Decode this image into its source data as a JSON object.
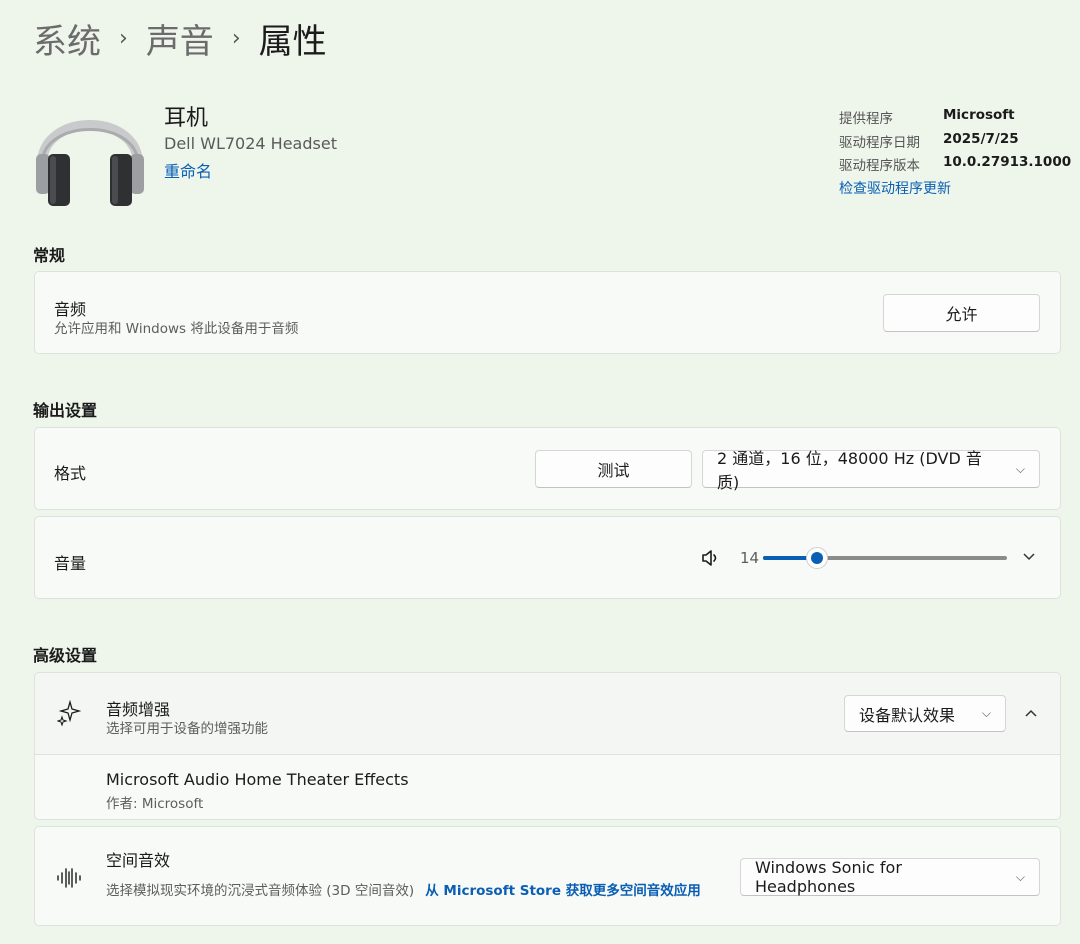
{
  "breadcrumb": {
    "items": [
      "系统",
      "声音"
    ],
    "current": "属性"
  },
  "device": {
    "title": "耳机",
    "model": "Dell WL7024 Headset",
    "rename": "重命名"
  },
  "driver": {
    "rows": [
      {
        "label": "提供程序",
        "value": "Microsoft"
      },
      {
        "label": "驱动程序日期",
        "value": "2025/7/25"
      },
      {
        "label": "驱动程序版本",
        "value": "10.0.27913.1000"
      }
    ],
    "update_link": "检查驱动程序更新"
  },
  "general": {
    "heading": "常规",
    "audio": {
      "title": "音频",
      "subtitle": "允许应用和 Windows 将此设备用于音频",
      "button": "允许"
    }
  },
  "output": {
    "heading": "输出设置",
    "format": {
      "title": "格式",
      "test_button": "测试",
      "selected": "2 通道，16 位，48000 Hz (DVD 音质)"
    },
    "volume": {
      "title": "音量",
      "value": "14",
      "level_percent": 14
    }
  },
  "advanced": {
    "heading": "高级设置",
    "enhance": {
      "title": "音频增强",
      "subtitle": "选择可用于设备的增强功能",
      "selected": "设备默认效果"
    },
    "effect": {
      "title": "Microsoft Audio Home Theater Effects",
      "author": "作者: Microsoft"
    },
    "spatial": {
      "title": "空间音效",
      "subtitle": "选择模拟现实环境的沉浸式音频体验 (3D 空间音效)",
      "store_link": "从 Microsoft Store 获取更多空间音效应用",
      "selected": "Windows Sonic for Headphones"
    }
  },
  "colors": {
    "accent": "#0a5fb4",
    "background": "#eef6ec",
    "card": "#f8faf7"
  },
  "icons": [
    "headphones-icon",
    "chevron-right-icon",
    "speaker-icon",
    "chevron-down-icon",
    "chevron-up-icon",
    "sparkle-icon",
    "spatial-audio-icon"
  ]
}
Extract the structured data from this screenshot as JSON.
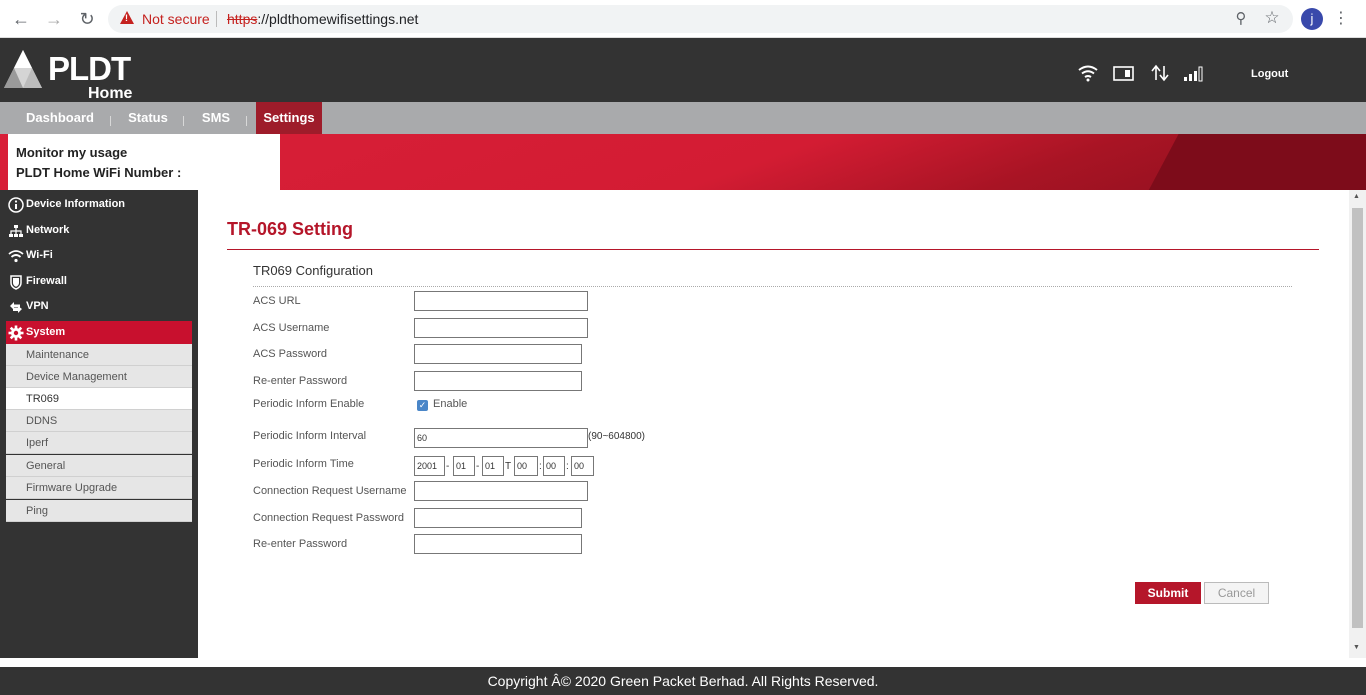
{
  "browser": {
    "not_secure": "Not secure",
    "url_scheme": "https",
    "url_rest": "://pldthomewifisettings.net",
    "avatar_letter": "j"
  },
  "header": {
    "logo_text": "PLDT",
    "logo_sub": "Home",
    "logout": "Logout"
  },
  "topnav": {
    "tabs": [
      {
        "label": "Dashboard"
      },
      {
        "label": "Status"
      },
      {
        "label": "SMS"
      },
      {
        "label": "Settings"
      }
    ],
    "active_tab": "Settings"
  },
  "banner": {
    "line1": "Monitor my usage",
    "line2": "PLDT Home WiFi Number :"
  },
  "sidebar": {
    "items": [
      {
        "label": "Device Information",
        "icon": "info-icon"
      },
      {
        "label": "Network",
        "icon": "network-icon"
      },
      {
        "label": "Wi-Fi",
        "icon": "wifi-icon"
      },
      {
        "label": "Firewall",
        "icon": "shield-icon"
      },
      {
        "label": "VPN",
        "icon": "vpn-icon"
      },
      {
        "label": "System",
        "icon": "gear-icon"
      }
    ],
    "subitems": [
      {
        "label": "Maintenance"
      },
      {
        "label": "Device Management"
      },
      {
        "label": "TR069"
      },
      {
        "label": "DDNS"
      },
      {
        "label": "Iperf"
      },
      {
        "label": "General"
      },
      {
        "label": "Firmware Upgrade"
      },
      {
        "label": "Ping"
      }
    ],
    "active_item": "System",
    "active_subitem": "TR069"
  },
  "main": {
    "title": "TR-069 Setting",
    "section": "TR069 Configuration",
    "fields": {
      "acs_url": {
        "label": "ACS URL",
        "value": ""
      },
      "acs_username": {
        "label": "ACS Username",
        "value": ""
      },
      "acs_password": {
        "label": "ACS Password",
        "value": ""
      },
      "reenter_password": {
        "label": "Re-enter Password",
        "value": ""
      },
      "periodic_enable": {
        "label": "Periodic Inform Enable",
        "option": "Enable",
        "checked": true
      },
      "periodic_interval": {
        "label": "Periodic Inform Interval",
        "value": "60",
        "hint": "(90~604800)"
      },
      "periodic_time": {
        "label": "Periodic Inform Time",
        "year": "2001",
        "month": "01",
        "day": "01",
        "t_sep": "T",
        "hour": "00",
        "minute": "00",
        "second": "00",
        "date_sep": "-",
        "time_sep": ":"
      },
      "conn_req_username": {
        "label": "Connection Request Username",
        "value": ""
      },
      "conn_req_password": {
        "label": "Connection Request Password",
        "value": ""
      },
      "conn_req_reenter": {
        "label": "Re-enter Password",
        "value": ""
      }
    },
    "submit": "Submit",
    "cancel": "Cancel"
  },
  "footer": {
    "text": "Copyright Â© 2020 Green Packet Berhad. All Rights Reserved."
  },
  "colors": {
    "accent": "#b5162a",
    "header_bg": "#333333",
    "nav_bg": "#a9aaac"
  }
}
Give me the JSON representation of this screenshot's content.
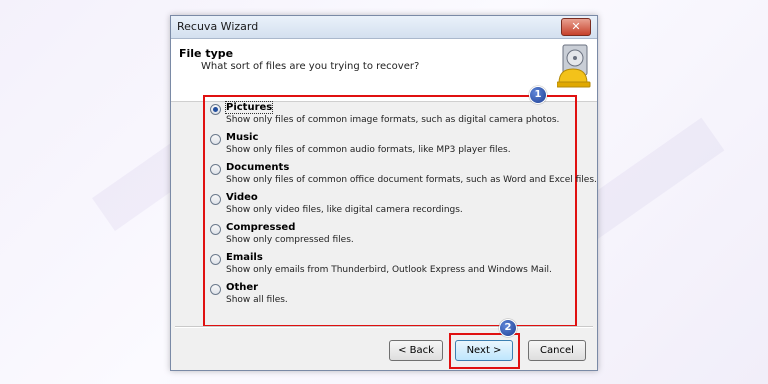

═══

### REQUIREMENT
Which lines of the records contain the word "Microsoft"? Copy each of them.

### FINISHED EXERCISE
        "value": "Microsoft"
      "title": "Microsoft Audio Home Theater Effects",
      "author": "作者: Microsoft"
      "store_link": "从 Microsoft Store 获取更多空间音效应用",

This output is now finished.